• _WHAT THIS TASK INVOLVES_
Check each line of the listing below for the string "product", and copy the ones that have it.

• _DATA_
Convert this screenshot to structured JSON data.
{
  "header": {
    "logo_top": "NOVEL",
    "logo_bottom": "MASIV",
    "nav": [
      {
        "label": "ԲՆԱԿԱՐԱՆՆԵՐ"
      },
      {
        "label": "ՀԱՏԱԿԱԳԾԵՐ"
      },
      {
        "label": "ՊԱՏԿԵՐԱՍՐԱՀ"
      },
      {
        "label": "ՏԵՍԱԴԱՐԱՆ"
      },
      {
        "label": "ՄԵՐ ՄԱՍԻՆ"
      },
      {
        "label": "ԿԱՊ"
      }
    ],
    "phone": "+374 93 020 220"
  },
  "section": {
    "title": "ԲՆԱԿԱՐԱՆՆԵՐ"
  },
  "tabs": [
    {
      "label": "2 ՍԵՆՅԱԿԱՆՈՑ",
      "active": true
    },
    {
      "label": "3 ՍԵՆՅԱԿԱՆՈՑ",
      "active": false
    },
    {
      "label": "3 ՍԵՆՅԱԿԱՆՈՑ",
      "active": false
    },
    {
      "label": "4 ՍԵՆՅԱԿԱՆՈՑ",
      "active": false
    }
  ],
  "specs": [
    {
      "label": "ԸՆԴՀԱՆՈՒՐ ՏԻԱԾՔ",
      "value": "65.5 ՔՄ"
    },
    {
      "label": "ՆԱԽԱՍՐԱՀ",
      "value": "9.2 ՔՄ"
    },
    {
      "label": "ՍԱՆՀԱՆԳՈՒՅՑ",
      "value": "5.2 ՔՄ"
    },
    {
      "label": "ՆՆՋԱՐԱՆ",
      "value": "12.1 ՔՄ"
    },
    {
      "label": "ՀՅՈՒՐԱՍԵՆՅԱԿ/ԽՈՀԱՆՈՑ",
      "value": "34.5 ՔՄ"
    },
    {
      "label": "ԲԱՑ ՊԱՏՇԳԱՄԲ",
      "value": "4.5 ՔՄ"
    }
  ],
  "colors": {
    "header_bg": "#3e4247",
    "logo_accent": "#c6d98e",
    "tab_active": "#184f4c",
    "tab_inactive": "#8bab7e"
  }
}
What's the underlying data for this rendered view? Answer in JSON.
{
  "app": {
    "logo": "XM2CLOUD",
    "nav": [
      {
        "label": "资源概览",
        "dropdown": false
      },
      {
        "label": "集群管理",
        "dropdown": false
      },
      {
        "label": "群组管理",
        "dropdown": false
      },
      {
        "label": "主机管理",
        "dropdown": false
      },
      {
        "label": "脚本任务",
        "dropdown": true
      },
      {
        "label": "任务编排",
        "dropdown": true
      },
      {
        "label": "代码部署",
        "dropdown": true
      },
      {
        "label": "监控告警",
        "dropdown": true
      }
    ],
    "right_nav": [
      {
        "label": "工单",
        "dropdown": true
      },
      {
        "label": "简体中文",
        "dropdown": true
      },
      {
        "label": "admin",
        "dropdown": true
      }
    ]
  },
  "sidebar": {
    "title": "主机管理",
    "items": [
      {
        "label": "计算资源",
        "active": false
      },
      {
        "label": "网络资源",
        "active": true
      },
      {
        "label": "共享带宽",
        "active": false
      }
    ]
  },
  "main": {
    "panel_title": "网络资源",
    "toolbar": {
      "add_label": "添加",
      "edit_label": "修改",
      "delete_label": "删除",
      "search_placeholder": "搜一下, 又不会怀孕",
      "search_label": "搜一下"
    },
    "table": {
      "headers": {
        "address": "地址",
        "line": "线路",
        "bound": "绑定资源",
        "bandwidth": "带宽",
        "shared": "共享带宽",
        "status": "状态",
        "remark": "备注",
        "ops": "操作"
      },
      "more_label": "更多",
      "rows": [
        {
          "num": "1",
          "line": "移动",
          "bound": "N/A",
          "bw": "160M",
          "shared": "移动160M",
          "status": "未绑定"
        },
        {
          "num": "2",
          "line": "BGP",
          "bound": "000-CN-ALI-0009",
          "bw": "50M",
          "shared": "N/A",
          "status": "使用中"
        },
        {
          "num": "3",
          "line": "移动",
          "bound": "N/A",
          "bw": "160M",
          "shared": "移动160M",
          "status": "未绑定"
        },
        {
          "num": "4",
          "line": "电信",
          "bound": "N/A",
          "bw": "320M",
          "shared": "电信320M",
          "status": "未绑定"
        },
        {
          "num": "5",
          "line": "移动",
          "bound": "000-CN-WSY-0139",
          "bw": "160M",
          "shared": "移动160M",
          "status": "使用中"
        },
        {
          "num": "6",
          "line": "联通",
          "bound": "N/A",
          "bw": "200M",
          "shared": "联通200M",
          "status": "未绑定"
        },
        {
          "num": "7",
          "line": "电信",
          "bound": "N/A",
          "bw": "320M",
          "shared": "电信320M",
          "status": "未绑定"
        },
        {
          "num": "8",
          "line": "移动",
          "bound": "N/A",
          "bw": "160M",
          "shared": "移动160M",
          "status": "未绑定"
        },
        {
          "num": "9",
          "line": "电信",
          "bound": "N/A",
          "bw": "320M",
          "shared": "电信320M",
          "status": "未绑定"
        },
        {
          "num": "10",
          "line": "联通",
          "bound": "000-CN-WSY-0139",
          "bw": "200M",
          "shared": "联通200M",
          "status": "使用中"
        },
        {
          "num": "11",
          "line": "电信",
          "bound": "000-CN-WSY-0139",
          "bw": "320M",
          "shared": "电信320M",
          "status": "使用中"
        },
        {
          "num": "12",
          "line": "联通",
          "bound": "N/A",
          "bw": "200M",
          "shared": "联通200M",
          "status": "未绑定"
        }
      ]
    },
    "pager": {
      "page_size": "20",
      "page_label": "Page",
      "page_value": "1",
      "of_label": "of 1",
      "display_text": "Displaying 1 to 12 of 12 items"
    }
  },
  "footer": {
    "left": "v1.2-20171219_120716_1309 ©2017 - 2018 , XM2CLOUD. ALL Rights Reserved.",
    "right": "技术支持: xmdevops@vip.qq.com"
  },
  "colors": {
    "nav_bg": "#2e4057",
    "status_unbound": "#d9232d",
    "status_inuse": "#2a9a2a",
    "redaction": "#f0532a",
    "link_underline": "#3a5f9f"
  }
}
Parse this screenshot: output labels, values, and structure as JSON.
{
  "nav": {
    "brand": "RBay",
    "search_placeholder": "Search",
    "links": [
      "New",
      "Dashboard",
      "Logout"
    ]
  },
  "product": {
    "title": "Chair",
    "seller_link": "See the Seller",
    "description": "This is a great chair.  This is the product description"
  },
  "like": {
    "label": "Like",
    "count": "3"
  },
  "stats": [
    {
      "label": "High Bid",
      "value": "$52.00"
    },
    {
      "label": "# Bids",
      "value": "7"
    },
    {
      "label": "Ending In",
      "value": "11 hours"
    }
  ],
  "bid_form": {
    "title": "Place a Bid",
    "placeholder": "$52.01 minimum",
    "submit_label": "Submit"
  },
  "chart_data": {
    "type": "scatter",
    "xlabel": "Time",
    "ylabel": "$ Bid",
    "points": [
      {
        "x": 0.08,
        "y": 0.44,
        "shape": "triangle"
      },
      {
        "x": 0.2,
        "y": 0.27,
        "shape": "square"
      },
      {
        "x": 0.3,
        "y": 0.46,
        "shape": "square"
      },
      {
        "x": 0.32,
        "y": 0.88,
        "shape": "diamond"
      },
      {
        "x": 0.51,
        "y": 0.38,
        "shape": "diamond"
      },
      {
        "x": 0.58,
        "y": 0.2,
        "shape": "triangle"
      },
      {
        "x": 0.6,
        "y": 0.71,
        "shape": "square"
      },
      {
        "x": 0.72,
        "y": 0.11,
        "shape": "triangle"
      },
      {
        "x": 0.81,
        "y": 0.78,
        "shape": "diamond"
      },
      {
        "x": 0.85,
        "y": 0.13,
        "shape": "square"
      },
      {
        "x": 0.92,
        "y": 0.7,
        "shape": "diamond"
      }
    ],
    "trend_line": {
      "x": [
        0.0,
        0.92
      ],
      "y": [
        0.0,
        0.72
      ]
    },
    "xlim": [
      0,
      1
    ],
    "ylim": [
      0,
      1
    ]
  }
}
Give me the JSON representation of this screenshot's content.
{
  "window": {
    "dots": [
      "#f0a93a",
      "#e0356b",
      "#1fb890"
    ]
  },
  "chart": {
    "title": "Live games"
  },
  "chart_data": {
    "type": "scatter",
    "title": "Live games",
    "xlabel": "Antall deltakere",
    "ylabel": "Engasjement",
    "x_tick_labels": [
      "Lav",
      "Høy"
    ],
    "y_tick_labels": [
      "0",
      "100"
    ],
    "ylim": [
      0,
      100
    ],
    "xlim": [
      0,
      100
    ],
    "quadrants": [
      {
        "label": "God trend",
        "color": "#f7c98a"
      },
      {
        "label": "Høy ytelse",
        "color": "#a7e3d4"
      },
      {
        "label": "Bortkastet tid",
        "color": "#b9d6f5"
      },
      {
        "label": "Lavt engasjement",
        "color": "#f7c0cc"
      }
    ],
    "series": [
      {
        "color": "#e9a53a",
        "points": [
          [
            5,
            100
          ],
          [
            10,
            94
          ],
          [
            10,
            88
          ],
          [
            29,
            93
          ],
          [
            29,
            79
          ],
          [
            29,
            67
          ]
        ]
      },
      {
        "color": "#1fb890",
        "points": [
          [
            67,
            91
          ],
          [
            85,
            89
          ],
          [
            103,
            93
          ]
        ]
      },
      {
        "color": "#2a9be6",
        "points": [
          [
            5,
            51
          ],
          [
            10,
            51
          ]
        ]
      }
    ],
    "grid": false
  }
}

• _REPLY TO THE TASK_
  "product": {
    "description": "This is a great chair.  This is the product description"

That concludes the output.